A viral fever is generally caused by an airborne viral infection, although it can be caused by waterborne infections too. While you can take measures to prevent waterborne infections, there is little that you can do to prevent airborne viral infections as they spread through the very air we breathe. A viral fever is rarely a cause for concern and in most cases, it clears without any medical intervention. However, it is not easy to differentiate between a bacterial infection and a viral fever as they share many of the same symptoms, which is why it is important to consult a doctor if your temperature reaches 102 degrees Fahrenheit or if it shows no signs of abatement after 48 hours.
Viral Fever Causes
A viral fever can be caused by any one (or more) of a number of viruses. The most common cause of viral fever is the common cold which is caused by a viral infection that affects the upper respiratory tract. The common cold is known as acute viral rhinopharyngitis and it is the most common infectious disease. While it can leave a person weak and fatigued, the common cold rarely causes any further medical complications. There are over 200 different viruses that are associated with colds and very often, more than one virus is present. Some of the other common viral fever causes include sinus infections, viral gastroenteritis, and seasonal influenza (the flu).
Symptoms of Viral Fever
A viral fever is characterized by a very high fever that is often remittent – where the fever abates for a little while and then shoots up once again. Some of the other common symptoms of viral fever include extreme fatigue, malaise, and muscle aches along with chills. OTC (over the counter) drugs provide little to no relief from viral fever symptoms. Some of the other symptoms of viral fever include:

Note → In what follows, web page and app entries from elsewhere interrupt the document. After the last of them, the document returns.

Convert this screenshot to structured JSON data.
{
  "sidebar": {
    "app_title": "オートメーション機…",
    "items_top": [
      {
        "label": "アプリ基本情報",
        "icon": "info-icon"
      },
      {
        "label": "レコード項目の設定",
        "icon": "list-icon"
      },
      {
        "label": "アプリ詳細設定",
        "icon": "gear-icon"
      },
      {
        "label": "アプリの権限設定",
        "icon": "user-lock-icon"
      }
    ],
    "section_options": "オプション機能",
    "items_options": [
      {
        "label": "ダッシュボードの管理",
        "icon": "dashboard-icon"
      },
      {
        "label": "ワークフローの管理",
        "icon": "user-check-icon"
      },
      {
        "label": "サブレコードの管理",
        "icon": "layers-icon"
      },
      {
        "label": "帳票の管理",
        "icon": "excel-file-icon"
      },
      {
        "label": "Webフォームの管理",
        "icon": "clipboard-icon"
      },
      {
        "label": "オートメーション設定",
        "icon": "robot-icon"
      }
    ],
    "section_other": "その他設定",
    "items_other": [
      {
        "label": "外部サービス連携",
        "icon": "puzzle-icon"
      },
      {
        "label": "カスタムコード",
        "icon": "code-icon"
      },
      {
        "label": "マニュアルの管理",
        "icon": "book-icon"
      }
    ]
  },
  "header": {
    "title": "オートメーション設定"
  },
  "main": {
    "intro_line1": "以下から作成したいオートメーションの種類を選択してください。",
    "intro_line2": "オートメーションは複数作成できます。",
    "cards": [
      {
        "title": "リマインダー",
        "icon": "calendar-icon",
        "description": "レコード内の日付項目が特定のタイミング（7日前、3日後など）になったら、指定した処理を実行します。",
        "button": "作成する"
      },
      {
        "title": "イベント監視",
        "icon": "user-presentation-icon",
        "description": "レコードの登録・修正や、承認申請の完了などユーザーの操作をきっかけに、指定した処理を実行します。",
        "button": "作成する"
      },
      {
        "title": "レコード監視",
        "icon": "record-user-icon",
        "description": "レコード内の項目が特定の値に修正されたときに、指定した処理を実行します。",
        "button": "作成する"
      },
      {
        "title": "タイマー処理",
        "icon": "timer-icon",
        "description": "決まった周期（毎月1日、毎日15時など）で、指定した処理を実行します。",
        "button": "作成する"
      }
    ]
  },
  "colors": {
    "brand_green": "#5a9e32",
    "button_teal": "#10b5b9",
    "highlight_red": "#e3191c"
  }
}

- Severe joint pain
- Nasal congestion
- Skin Rashes
If you experience a high fever along with one or more of these symptoms, visit your doctor right away to determine if you have a viral fever.